* _ASSIGNED TASK_
Please restate each entry that follows word for word.

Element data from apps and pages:
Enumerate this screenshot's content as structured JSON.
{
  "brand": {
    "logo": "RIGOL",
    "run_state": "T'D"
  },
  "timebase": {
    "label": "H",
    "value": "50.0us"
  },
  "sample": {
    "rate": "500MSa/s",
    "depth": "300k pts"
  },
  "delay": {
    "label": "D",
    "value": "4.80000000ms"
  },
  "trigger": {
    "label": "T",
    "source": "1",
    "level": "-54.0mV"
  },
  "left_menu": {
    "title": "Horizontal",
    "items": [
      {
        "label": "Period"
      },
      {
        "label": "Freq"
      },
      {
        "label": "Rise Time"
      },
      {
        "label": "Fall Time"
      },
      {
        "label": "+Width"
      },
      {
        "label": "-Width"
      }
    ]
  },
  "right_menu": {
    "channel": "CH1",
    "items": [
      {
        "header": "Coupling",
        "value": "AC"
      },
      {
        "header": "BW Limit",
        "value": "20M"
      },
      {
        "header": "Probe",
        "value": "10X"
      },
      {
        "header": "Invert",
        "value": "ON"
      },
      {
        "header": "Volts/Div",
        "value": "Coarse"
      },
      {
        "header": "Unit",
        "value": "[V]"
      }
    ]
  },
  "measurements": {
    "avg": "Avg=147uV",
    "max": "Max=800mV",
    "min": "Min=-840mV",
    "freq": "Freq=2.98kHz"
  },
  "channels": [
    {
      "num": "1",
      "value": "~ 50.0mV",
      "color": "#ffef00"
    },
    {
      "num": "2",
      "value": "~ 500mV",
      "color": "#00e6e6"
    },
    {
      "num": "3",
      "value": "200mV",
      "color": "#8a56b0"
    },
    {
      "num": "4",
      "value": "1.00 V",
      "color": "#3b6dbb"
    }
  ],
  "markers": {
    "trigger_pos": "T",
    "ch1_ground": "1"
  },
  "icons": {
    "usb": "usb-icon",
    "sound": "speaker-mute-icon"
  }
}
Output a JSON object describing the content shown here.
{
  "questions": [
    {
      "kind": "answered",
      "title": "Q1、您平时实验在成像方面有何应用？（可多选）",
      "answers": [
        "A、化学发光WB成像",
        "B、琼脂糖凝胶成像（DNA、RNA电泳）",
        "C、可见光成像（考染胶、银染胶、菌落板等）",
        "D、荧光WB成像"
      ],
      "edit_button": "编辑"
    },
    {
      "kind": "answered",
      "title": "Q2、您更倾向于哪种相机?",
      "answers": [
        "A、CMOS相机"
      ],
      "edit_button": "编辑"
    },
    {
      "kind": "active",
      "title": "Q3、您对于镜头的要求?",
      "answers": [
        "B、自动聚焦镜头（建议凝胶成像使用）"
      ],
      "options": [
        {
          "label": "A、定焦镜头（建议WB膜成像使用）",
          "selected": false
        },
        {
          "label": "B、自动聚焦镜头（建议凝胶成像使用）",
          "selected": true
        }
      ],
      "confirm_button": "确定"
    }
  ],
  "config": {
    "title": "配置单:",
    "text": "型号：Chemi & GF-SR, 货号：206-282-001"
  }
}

* _ANSWER FOR THE TASK_
Enumerate this screenshot's content as structured JSON.
{
  "brand": {
    "logo": "RIGOL",
    "run_state": "T'D"
  },
  "timebase": {
    "label": "H",
    "value": "50.0us"
  },
  "sample": {
    "rate": "500MSa/s",
    "depth": "300k pts"
  },
  "delay": {
    "label": "D",
    "value": "4.80000000ms"
  },
  "trigger": {
    "label": "T",
    "source": "1",
    "level": "-54.0mV"
  },
  "left_menu": {
    "title": "Horizontal",
    "items": [
      {
        "label": "Period"
      },
      {
        "label": "Freq"
      },
      {
        "label": "Rise Time"
      },
      {
        "label": "Fall Time"
      },
      {
        "label": "+Width"
      },
      {
        "label": "-Width"
      }
    ]
  },
  "right_menu": {
    "channel": "CH1",
    "items": [
      {
        "header": "Coupling",
        "value": "AC"
      },
      {
        "header": "BW Limit",
        "value": "20M"
      },
      {
        "header": "Probe",
        "value": "10X"
      },
      {
        "header": "Invert",
        "value": "ON"
      },
      {
        "header": "Volts/Div",
        "value": "Coarse"
      },
      {
        "header": "Unit",
        "value": "[V]"
      }
    ]
  },
  "measurements": {
    "avg": "Avg=147uV",
    "max": "Max=800mV",
    "min": "Min=-840mV",
    "freq": "Freq=2.98kHz"
  },
  "channels": [
    {
      "num": "1",
      "value": "~ 50.0mV",
      "color": "#ffef00"
    },
    {
      "num": "2",
      "value": "~ 500mV",
      "color": "#00e6e6"
    },
    {
      "num": "3",
      "value": "200mV",
      "color": "#8a56b0"
    },
    {
      "num": "4",
      "value": "1.00 V",
      "color": "#3b6dbb"
    }
  ],
  "markers": {
    "trigger_pos": "T",
    "ch1_ground": "1"
  },
  "icons": {
    "usb": "usb-icon",
    "sound": "speaker-mute-icon"
  }
}
Output a JSON object describing the content shown here.
{
  "questions": [
    {
      "kind": "answered",
      "title": "Q1、您平时实验在成像方面有何应用？（可多选）",
      "answers": [
        "A、化学发光WB成像",
        "B、琼脂糖凝胶成像（DNA、RNA电泳）",
        "C、可见光成像（考染胶、银染胶、菌落板等）",
        "D、荧光WB成像"
      ],
      "edit_button": "编辑"
    },
    {
      "kind": "answered",
      "title": "Q2、您更倾向于哪种相机?",
      "answers": [
        "A、CMOS相机"
      ],
      "edit_button": "编辑"
    },
    {
      "kind": "active",
      "title": "Q3、您对于镜头的要求?",
      "answers": [
        "B、自动聚焦镜头（建议凝胶成像使用）"
      ],
      "options": [
        {
          "label": "A、定焦镜头（建议WB膜成像使用）",
          "selected": false
        },
        {
          "label": "B、自动聚焦镜头（建议凝胶成像使用）",
          "selected": true
        }
      ],
      "confirm_button": "确定"
    }
  ],
  "config": {
    "title": "配置单:",
    "text": "型号：Chemi & GF-SR, 货号：206-282-001"
  }
}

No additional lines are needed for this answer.